A Senate investigation has concluded the RCMP should not be found in contempt of Parliament, even though its actions in relation to a potential committee witness did encroach on Parliament’s powers.
The Senate Committee on Rules, Procedures and the Rights of Parliament tabled a report Thursday after looking into accusations that the RCMP deliberately intimidated a potential committee witness from testifying before the Senate.
The Conservative-dominated Senate had voted unanimously last month to launch the committee investigation. Corporal Roland Beaulieu, a member of the RCMP who is on medical leave, had alleged that the RCMP said they would terminate his medical leave if he appeared before the Senate National Security and Defence Committee to speak about a bill related to RCMP powers.
The rules committee reported that “Parliament’s right to hear from a Canadian citizen was encroached upon when he was refused permission to attend.” The report also states that despite this encroachment, Senators were still able to hear from one of Cpl. Beaulieu’s colleagues. The committee also notes that Cpl. Beaulieu was allowed to appear before them to talk about how he was not allowed to speak to the Senate national security committee.
“The committee sees no reason to pursue the matter further and certainly no reason to give consideration to a sanction or censure,” the report concludes. “In coming to this conclusion as to an appropriate response to this encroachment on the rights of Parliament, the committee notes that the RCMP have shown in both their testimony and by their actions before our committee that this matter has been rectified for future requests from Parliament.”

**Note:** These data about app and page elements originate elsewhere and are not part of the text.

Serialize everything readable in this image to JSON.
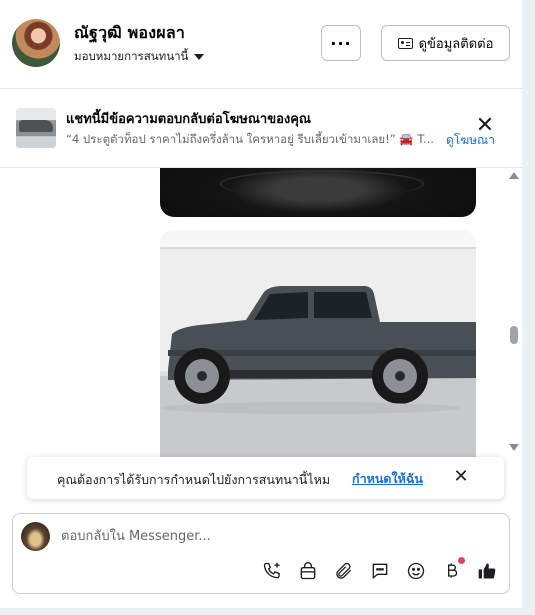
{
  "header": {
    "contact_name": "ณัฐวุฒิ พองผลา",
    "assign_label": "มอบหมายการสนทนานี้",
    "more_label": "···",
    "profile_button_label": "ดูข้อมูลติดต่อ"
  },
  "ad_banner": {
    "title": "แชทนี้มีข้อความตอบกลับต่อโฆษณาของคุณ",
    "quote": "“4 ประตูตัวท็อป ราคาไม่ถึงครึ่งล้าน ใครหาอยู่ รีบเลี้ยวเข้ามาเลย!” 🚘 T...",
    "view_ad_link": "ดูโฆษณา",
    "close_symbol": "✕"
  },
  "assign_prompt": {
    "text": "คุณต้องการได้รับการกำหนดไปยังการสนทนานี้ไหม",
    "link": "กำหนดให้ฉัน",
    "close_symbol": "✕"
  },
  "composer": {
    "placeholder": "ตอบกลับใน Messenger...",
    "tools": [
      "call-add-icon",
      "shopping-bag-icon",
      "paperclip-icon",
      "chat-bubble-icon",
      "emoji-icon",
      "baht-icon",
      "like-icon"
    ]
  },
  "colors": {
    "link_blue": "#1a6fd6",
    "notification_dot": "#e4405f",
    "background": "#e9f3f4"
  }
}
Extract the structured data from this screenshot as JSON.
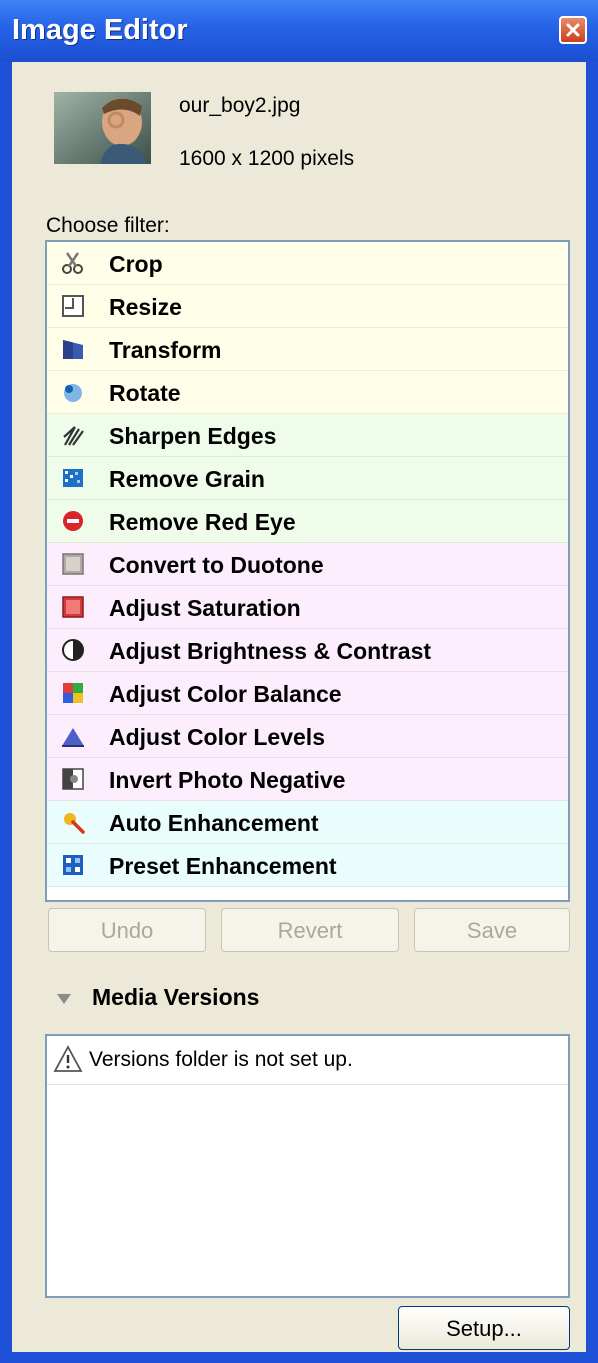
{
  "window": {
    "title": "Image Editor"
  },
  "image": {
    "filename": "our_boy2.jpg",
    "dimensions": "1600 x 1200 pixels"
  },
  "filters": {
    "label": "Choose filter:",
    "items": [
      {
        "label": "Crop",
        "icon": "scissors-icon"
      },
      {
        "label": "Resize",
        "icon": "resize-icon"
      },
      {
        "label": "Transform",
        "icon": "transform-icon"
      },
      {
        "label": "Rotate",
        "icon": "rotate-icon"
      },
      {
        "label": "Sharpen Edges",
        "icon": "sharpen-icon"
      },
      {
        "label": "Remove Grain",
        "icon": "grain-icon"
      },
      {
        "label": "Remove Red Eye",
        "icon": "red-eye-icon"
      },
      {
        "label": "Convert to Duotone",
        "icon": "duotone-icon"
      },
      {
        "label": "Adjust Saturation",
        "icon": "saturation-icon"
      },
      {
        "label": "Adjust Brightness & Contrast",
        "icon": "contrast-icon"
      },
      {
        "label": "Adjust Color Balance",
        "icon": "color-balance-icon"
      },
      {
        "label": "Adjust Color Levels",
        "icon": "levels-icon"
      },
      {
        "label": "Invert Photo Negative",
        "icon": "invert-icon"
      },
      {
        "label": "Auto Enhancement",
        "icon": "magic-wand-icon"
      },
      {
        "label": "Preset Enhancement",
        "icon": "preset-icon"
      }
    ]
  },
  "actions": {
    "undo": "Undo",
    "revert": "Revert",
    "save": "Save"
  },
  "media_versions": {
    "title": "Media Versions",
    "message": "Versions folder is not set up.",
    "setup_label": "Setup..."
  },
  "colors": {
    "titlebar": "#2562e6",
    "panel": "#ece9d8",
    "group_geometry": "#fefee9",
    "group_cleanup": "#effcea",
    "group_color": "#fdeefd",
    "group_enhance": "#e9fdfd"
  }
}
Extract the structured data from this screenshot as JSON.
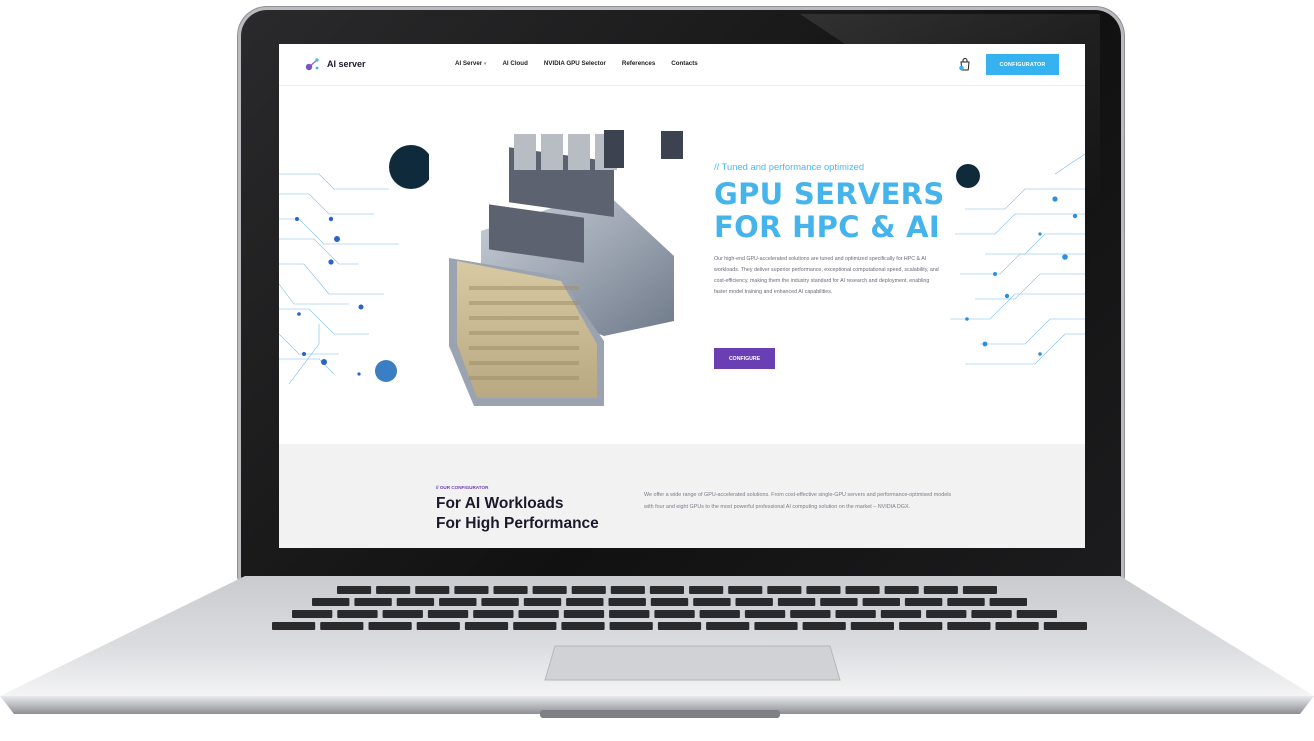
{
  "header": {
    "logo_text": "AI server",
    "nav": [
      "AI Server",
      "AI Cloud",
      "NVIDIA GPU Selector",
      "References",
      "Contacts"
    ],
    "configurator_label": "CONFIGURATOR"
  },
  "hero": {
    "tagline": "// Tuned and performance optimized",
    "title_line1": "GPU SERVERS",
    "title_line2": "FOR HPC & AI",
    "description": "Our high-end GPU-accelerated solutions are tuned and optimized specifically for HPC & AI workloads. They deliver superior performance, exceptional computational speed, scalability, and cost-efficiency, making them the industry standard for AI research and deployment, enabling faster model training and enhanced AI capabilities.",
    "button_label": "CONFIGURE"
  },
  "configurator": {
    "eyebrow": "// OUR CONFIGURATOR",
    "title_line1": "For AI Workloads",
    "title_line2": "For High Performance",
    "description": "We offer a wide range of GPU-accelerated solutions. From cost-effective single-GPU servers and performance-optimised models with four and eight GPUs to the most powerful professional AI computing solution on the market – NVIDIA DGX."
  },
  "colors": {
    "accent_blue": "#45b4ec",
    "accent_purple": "#6a3fb4",
    "button_blue": "#36b2f0"
  },
  "icons": [
    "logo-mark-icon",
    "chevron-down-icon",
    "cart-icon"
  ]
}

The Senate investigation of the RCMP took place while the RCMP looks into the spending of three Senators – Patrick Brazeau, Mike Duffy and Mac Harb - to determine whether any criminal charges are warranted. The RCMP is also officially investigating a $90,000 payment to Mr. Duffy from Nigel Wright, the former chief of staff to Prime Minister Stephen Harper.
When the RCMP witness issue was first raised last month, Senate Speaker Noël Kinsella said that on the face of it, it appeared the Senate’s privileges to call for witnesses had been violated. That led to the committee investigation to determine whether the RCMP had acted in contempt of Parliament.
The committee held three public meetings to hear from both sides in the dispute. Senators also met four times behind closed doors.
Senior RCMP officials essentially argued that their motivation was not to prevent an RCMP member from testifying before a committee, but rather to get him back to work if he is able.
“If a member can travel anywhere on vacation or attend Ottawa, then I believe that that member should be able to go to work and perform some form of graduated return-to-work effort in administrative policy, even for a few hours a day,” said RCMP Staff Sergeant George Reid, Mr. Beaulieu’s supervisor, during a June 4 appearance.Report Typo/Error